Company culture is a great buzzword that circulates around the business world. It is one of the real intangible elements that can be hard to pinpoint what it means, where it starts and how it plays out in a work environment.
Given the fluctuations and change that will take place within an organization, who is to say what can define a strong or a weak culture? An enterprise will be comprised of a variety of different personalities and character types, so how should culture be viewed in a professional setting?
Here is a list of reasons why you should aim to have a strong company culture.
Company culture above all else can be deduced to the concept of accountability. From the very top of the business hierarchy to a president or CEO down to the assistants and interns, each and every individual must be responsible for their actions. That has to then extend to actions occurring once an infringement or error has caused the brand harm, a system of approach that tells those inside and outside the company that no one is above reproach.
The idea that decision makers can be making crucial decisions behind closed doors as secrets and deceits occur in the shadows will only deride confidence in a business. Having complete transparency where individuals outline their processes and are forced to justify their decisions helps to breakdown these barriers that will emerge over the course of time.
A strong company culture is not merely a PR exercise aimed to look good on a poster or for a short promotional video campaign. It is implemented because it will often be a key contributor to garnering more support from consumers and investors alike as staff members are empowered to carry out their role with expertise and confidence.
Motivation is rarely a requirement that needs additional focus when all members have bought in to the same goals and objectives brought about by the company at large. This is not something that can be fostered without a strong degree of authenticity from all parties.
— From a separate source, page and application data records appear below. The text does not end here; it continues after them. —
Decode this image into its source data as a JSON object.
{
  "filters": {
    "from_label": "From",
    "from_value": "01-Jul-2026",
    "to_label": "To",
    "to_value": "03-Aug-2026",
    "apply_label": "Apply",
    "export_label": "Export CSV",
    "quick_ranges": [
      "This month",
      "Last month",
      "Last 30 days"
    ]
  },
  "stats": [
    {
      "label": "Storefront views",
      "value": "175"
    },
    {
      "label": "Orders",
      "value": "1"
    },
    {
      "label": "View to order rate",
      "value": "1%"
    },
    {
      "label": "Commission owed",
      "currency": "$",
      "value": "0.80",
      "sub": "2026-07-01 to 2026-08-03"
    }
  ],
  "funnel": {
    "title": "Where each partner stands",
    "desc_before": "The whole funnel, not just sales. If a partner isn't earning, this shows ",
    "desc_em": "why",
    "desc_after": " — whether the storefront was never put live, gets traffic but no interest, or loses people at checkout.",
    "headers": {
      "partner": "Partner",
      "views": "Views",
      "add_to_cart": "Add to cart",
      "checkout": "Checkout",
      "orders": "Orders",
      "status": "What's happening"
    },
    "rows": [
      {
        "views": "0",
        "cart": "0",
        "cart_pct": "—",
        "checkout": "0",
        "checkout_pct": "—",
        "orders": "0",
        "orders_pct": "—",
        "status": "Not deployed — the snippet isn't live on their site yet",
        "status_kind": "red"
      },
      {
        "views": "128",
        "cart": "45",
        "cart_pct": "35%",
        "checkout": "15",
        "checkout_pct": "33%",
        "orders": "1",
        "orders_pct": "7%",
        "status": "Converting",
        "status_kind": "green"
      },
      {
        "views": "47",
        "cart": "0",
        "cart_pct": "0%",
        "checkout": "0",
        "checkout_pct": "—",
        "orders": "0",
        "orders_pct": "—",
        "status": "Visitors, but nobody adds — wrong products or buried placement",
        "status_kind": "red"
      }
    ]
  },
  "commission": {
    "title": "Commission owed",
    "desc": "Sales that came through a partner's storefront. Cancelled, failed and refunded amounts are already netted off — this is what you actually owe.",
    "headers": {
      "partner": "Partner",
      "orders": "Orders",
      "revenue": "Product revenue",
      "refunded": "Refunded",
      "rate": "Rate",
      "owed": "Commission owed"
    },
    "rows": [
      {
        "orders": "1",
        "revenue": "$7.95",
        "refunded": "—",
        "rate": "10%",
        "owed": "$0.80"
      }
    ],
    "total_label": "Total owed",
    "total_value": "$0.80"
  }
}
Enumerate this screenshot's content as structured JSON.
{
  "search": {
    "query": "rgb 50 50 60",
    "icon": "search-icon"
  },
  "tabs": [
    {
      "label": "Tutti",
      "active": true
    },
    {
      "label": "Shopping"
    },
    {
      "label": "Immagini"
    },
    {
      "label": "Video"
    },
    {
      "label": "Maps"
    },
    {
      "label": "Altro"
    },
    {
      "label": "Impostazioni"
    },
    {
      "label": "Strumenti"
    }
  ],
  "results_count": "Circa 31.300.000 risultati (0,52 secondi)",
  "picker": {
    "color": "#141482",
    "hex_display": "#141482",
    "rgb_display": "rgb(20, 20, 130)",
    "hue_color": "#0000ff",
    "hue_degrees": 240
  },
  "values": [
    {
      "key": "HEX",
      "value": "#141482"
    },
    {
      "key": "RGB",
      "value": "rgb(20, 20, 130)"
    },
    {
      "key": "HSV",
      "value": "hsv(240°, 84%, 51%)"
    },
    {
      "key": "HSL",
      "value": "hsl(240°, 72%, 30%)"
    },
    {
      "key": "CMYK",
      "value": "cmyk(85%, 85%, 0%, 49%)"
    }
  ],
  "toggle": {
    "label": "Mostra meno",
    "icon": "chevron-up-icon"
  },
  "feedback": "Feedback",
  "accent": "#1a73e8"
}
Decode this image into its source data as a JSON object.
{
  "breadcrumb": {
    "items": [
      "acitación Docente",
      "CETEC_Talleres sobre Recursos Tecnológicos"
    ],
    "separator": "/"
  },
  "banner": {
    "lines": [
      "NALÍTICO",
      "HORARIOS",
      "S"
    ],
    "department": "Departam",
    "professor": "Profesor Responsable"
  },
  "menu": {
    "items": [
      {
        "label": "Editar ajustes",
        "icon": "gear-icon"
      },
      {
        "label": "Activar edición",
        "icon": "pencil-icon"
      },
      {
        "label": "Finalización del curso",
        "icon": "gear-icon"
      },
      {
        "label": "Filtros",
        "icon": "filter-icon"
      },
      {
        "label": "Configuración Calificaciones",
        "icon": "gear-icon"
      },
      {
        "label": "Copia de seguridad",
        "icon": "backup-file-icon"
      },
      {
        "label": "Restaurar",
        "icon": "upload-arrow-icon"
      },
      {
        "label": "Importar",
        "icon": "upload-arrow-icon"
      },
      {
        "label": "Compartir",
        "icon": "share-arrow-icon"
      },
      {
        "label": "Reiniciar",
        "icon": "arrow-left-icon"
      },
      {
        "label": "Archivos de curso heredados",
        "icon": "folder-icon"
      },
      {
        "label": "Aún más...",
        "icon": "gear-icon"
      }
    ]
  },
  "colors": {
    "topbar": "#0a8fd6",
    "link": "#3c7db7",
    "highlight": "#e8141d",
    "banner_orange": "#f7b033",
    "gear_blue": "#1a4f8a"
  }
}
Whilst a marketing department can be heading in one direction with client liaisons and IT teams heading in another, a dysfunctional company culture can breakdown an operation. The opposite scenario provides clarity of vision where processes are aligned from the top to bottom where each member of staff has a clear guideline to their roles and responsibilities. Much of this can be viewed tangibly with modes of communication, from meetings to one-on-one talks – all designed around a coherent outcome.